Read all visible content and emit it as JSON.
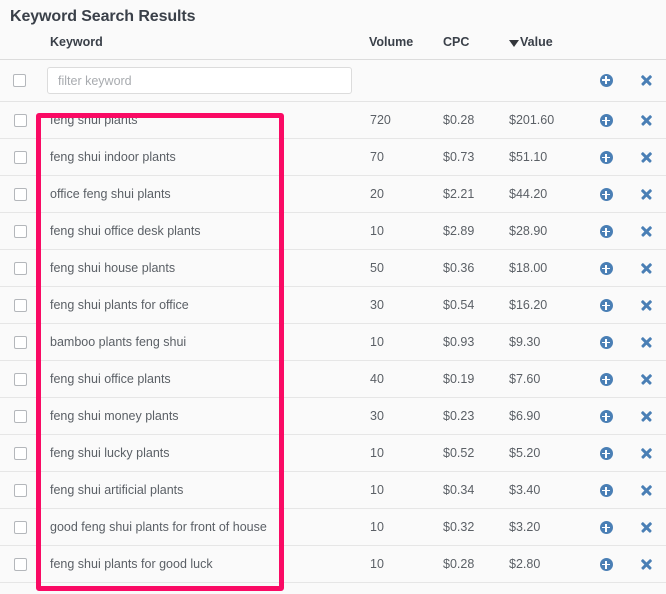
{
  "panel": {
    "title": "Keyword Search Results"
  },
  "table": {
    "columns": {
      "keyword": "Keyword",
      "volume": "Volume",
      "cpc": "CPC",
      "value": "Value",
      "sort_indicator": "descending-caret"
    },
    "filter": {
      "placeholder": "filter keyword",
      "value": ""
    },
    "icons": {
      "add": "add-circle-icon",
      "remove": "close-x-icon",
      "checkbox": "checkbox-icon"
    },
    "rows": [
      {
        "keyword": "feng shui plants",
        "volume": "720",
        "cpc": "$0.28",
        "value": "$201.60"
      },
      {
        "keyword": "feng shui indoor plants",
        "volume": "70",
        "cpc": "$0.73",
        "value": "$51.10"
      },
      {
        "keyword": "office feng shui plants",
        "volume": "20",
        "cpc": "$2.21",
        "value": "$44.20"
      },
      {
        "keyword": "feng shui office desk plants",
        "volume": "10",
        "cpc": "$2.89",
        "value": "$28.90"
      },
      {
        "keyword": "feng shui house plants",
        "volume": "50",
        "cpc": "$0.36",
        "value": "$18.00"
      },
      {
        "keyword": "feng shui plants for office",
        "volume": "30",
        "cpc": "$0.54",
        "value": "$16.20"
      },
      {
        "keyword": "bamboo plants feng shui",
        "volume": "10",
        "cpc": "$0.93",
        "value": "$9.30"
      },
      {
        "keyword": "feng shui office plants",
        "volume": "40",
        "cpc": "$0.19",
        "value": "$7.60"
      },
      {
        "keyword": "feng shui money plants",
        "volume": "30",
        "cpc": "$0.23",
        "value": "$6.90"
      },
      {
        "keyword": "feng shui lucky plants",
        "volume": "10",
        "cpc": "$0.52",
        "value": "$5.20"
      },
      {
        "keyword": "feng shui artificial plants",
        "volume": "10",
        "cpc": "$0.34",
        "value": "$3.40"
      },
      {
        "keyword": "good feng shui plants for front of house",
        "volume": "10",
        "cpc": "$0.32",
        "value": "$3.20"
      },
      {
        "keyword": "feng shui plants for good luck",
        "volume": "10",
        "cpc": "$0.28",
        "value": "$2.80"
      }
    ]
  },
  "annotation": {
    "highlight_color": "#fa0a64",
    "target": "keyword-column"
  }
}
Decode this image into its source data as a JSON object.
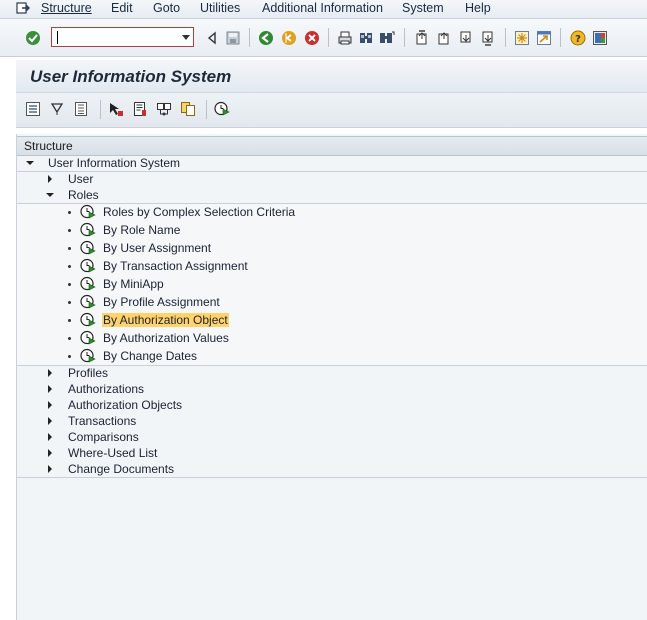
{
  "menu": {
    "items": [
      {
        "label": "Structure"
      },
      {
        "label": "Edit"
      },
      {
        "label": "Goto"
      },
      {
        "label": "Utilities"
      },
      {
        "label": "Additional Information"
      },
      {
        "label": "System"
      },
      {
        "label": "Help"
      }
    ]
  },
  "command_field": {
    "value": ""
  },
  "title": "User Information System",
  "tree": {
    "header": "Structure",
    "root": "User Information System",
    "nodes": {
      "user": "User",
      "roles": "Roles",
      "profiles": "Profiles",
      "authorizations": "Authorizations",
      "authorization_objects": "Authorization Objects",
      "transactions": "Transactions",
      "comparisons": "Comparisons",
      "where_used": "Where-Used List",
      "change_documents": "Change Documents"
    },
    "role_children": [
      "Roles by Complex Selection Criteria",
      "By Role Name",
      "By User Assignment",
      "By Transaction Assignment",
      "By MiniApp",
      "By Profile Assignment",
      "By Authorization Object",
      "By Authorization Values",
      "By Change Dates"
    ],
    "selected": "By Authorization Object"
  },
  "colors": {
    "highlight": "#ffd36a",
    "execute_icon": "#2e8b2e"
  },
  "icons": {
    "leaf": "execute-clock-icon"
  }
}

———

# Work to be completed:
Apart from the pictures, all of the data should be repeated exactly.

# Task answer:
Read all visible content and emit it as JSON.
{
  "panel": {
    "title": "Keyword Search Results"
  },
  "table": {
    "columns": {
      "keyword": "Keyword",
      "volume": "Volume",
      "cpc": "CPC",
      "value": "Value",
      "sort_indicator": "descending-caret"
    },
    "filter": {
      "placeholder": "filter keyword",
      "value": ""
    },
    "icons": {
      "add": "add-circle-icon",
      "remove": "close-x-icon",
      "checkbox": "checkbox-icon"
    },
    "rows": [
      {
        "keyword": "feng shui plants",
        "volume": "720",
        "cpc": "$0.28",
        "value": "$201.60"
      },
      {
        "keyword": "feng shui indoor plants",
        "volume": "70",
        "cpc": "$0.73",
        "value": "$51.10"
      },
      {
        "keyword": "office feng shui plants",
        "volume": "20",
        "cpc": "$2.21",
        "value": "$44.20"
      },
      {
        "keyword": "feng shui office desk plants",
        "volume": "10",
        "cpc": "$2.89",
        "value": "$28.90"
      },
      {
        "keyword": "feng shui house plants",
        "volume": "50",
        "cpc": "$0.36",
        "value": "$18.00"
      },
      {
        "keyword": "feng shui plants for office",
        "volume": "30",
        "cpc": "$0.54",
        "value": "$16.20"
      },
      {
        "keyword": "bamboo plants feng shui",
        "volume": "10",
        "cpc": "$0.93",
        "value": "$9.30"
      },
      {
        "keyword": "feng shui office plants",
        "volume": "40",
        "cpc": "$0.19",
        "value": "$7.60"
      },
      {
        "keyword": "feng shui money plants",
        "volume": "30",
        "cpc": "$0.23",
        "value": "$6.90"
      },
      {
        "keyword": "feng shui lucky plants",
        "volume": "10",
        "cpc": "$0.52",
        "value": "$5.20"
      },
      {
        "keyword": "feng shui artificial plants",
        "volume": "10",
        "cpc": "$0.34",
        "value": "$3.40"
      },
      {
        "keyword": "good feng shui plants for front of house",
        "volume": "10",
        "cpc": "$0.32",
        "value": "$3.20"
      },
      {
        "keyword": "feng shui plants for good luck",
        "volume": "10",
        "cpc": "$0.28",
        "value": "$2.80"
      }
    ]
  },
  "annotation": {
    "highlight_color": "#fa0a64",
    "target": "keyword-column"
  }
}
Decode this image into its source data as a JSON object.
{
  "menu": {
    "items": [
      {
        "label": "Structure"
      },
      {
        "label": "Edit"
      },
      {
        "label": "Goto"
      },
      {
        "label": "Utilities"
      },
      {
        "label": "Additional Information"
      },
      {
        "label": "System"
      },
      {
        "label": "Help"
      }
    ]
  },
  "command_field": {
    "value": ""
  },
  "title": "User Information System",
  "tree": {
    "header": "Structure",
    "root": "User Information System",
    "nodes": {
      "user": "User",
      "roles": "Roles",
      "profiles": "Profiles",
      "authorizations": "Authorizations",
      "authorization_objects": "Authorization Objects",
      "transactions": "Transactions",
      "comparisons": "Comparisons",
      "where_used": "Where-Used List",
      "change_documents": "Change Documents"
    },
    "role_children": [
      "Roles by Complex Selection Criteria",
      "By Role Name",
      "By User Assignment",
      "By Transaction Assignment",
      "By MiniApp",
      "By Profile Assignment",
      "By Authorization Object",
      "By Authorization Values",
      "By Change Dates"
    ],
    "selected": "By Authorization Object"
  },
  "colors": {
    "highlight": "#ffd36a",
    "execute_icon": "#2e8b2e"
  },
  "icons": {
    "leaf": "execute-clock-icon"
  }
}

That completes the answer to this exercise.